Exercise directions: Every line of the data must appear again in the answer, exactly as written.

═══ Input data ═══

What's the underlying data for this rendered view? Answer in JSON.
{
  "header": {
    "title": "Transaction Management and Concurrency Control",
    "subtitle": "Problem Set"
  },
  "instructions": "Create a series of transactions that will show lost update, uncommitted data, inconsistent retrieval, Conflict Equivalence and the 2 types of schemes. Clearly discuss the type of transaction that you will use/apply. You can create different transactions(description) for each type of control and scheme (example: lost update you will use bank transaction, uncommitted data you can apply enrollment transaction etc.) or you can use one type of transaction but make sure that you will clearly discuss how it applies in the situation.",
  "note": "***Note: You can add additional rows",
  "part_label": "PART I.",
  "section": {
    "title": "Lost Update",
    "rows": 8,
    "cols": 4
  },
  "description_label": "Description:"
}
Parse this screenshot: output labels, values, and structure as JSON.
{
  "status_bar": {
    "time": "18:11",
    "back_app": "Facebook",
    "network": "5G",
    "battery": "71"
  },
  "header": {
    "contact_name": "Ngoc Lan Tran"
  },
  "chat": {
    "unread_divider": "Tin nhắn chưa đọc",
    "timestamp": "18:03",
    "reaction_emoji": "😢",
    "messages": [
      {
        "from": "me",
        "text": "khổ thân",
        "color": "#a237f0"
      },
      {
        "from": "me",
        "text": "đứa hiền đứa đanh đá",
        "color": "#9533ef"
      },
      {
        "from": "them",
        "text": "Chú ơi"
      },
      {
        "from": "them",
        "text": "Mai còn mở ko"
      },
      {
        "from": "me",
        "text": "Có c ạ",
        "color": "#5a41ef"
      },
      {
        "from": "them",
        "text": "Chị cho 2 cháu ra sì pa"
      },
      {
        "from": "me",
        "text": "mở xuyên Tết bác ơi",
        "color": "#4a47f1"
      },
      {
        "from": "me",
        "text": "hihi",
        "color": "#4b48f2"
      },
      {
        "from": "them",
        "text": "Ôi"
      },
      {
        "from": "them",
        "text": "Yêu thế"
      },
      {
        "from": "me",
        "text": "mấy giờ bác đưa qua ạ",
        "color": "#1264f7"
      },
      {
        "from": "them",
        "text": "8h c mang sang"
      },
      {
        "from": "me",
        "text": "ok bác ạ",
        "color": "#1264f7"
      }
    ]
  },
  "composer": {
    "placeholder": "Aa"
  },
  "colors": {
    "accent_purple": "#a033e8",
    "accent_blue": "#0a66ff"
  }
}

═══

Solution:
What's the underlying data for this rendered view? Answer in JSON.
{
  "header": {
    "title": "Transaction Management and Concurrency Control",
    "subtitle": "Problem Set"
  },
  "instructions": "Create a series of transactions that will show lost update, uncommitted data, inconsistent retrieval, Conflict Equivalence and the 2 types of schemes. Clearly discuss the type of transaction that you will use/apply. You can create different transactions(description) for each type of control and scheme (example: lost update you will use bank transaction, uncommitted data you can apply enrollment transaction etc.) or you can use one type of transaction but make sure that you will clearly discuss how it applies in the situation.",
  "note": "***Note: You can add additional rows",
  "part_label": "PART I.",
  "section": {
    "title": "Lost Update",
    "rows": 8,
    "cols": 4
  },
  "description_label": "Description:"
}
Parse this screenshot: output labels, values, and structure as JSON.
{
  "status_bar": {
    "time": "18:11",
    "back_app": "Facebook",
    "network": "5G",
    "battery": "71"
  },
  "header": {
    "contact_name": "Ngoc Lan Tran"
  },
  "chat": {
    "unread_divider": "Tin nhắn chưa đọc",
    "timestamp": "18:03",
    "reaction_emoji": "😢",
    "messages": [
      {
        "from": "me",
        "text": "khổ thân",
        "color": "#a237f0"
      },
      {
        "from": "me",
        "text": "đứa hiền đứa đanh đá",
        "color": "#9533ef"
      },
      {
        "from": "them",
        "text": "Chú ơi"
      },
      {
        "from": "them",
        "text": "Mai còn mở ko"
      },
      {
        "from": "me",
        "text": "Có c ạ",
        "color": "#5a41ef"
      },
      {
        "from": "them",
        "text": "Chị cho 2 cháu ra sì pa"
      },
      {
        "from": "me",
        "text": "mở xuyên Tết bác ơi",
        "color": "#4a47f1"
      },
      {
        "from": "me",
        "text": "hihi",
        "color": "#4b48f2"
      },
      {
        "from": "them",
        "text": "Ôi"
      },
      {
        "from": "them",
        "text": "Yêu thế"
      },
      {
        "from": "me",
        "text": "mấy giờ bác đưa qua ạ",
        "color": "#1264f7"
      },
      {
        "from": "them",
        "text": "8h c mang sang"
      },
      {
        "from": "me",
        "text": "ok bác ạ",
        "color": "#1264f7"
      }
    ]
  },
  "composer": {
    "placeholder": "Aa"
  },
  "colors": {
    "accent_purple": "#a033e8",
    "accent_blue": "#0a66ff"
  }
}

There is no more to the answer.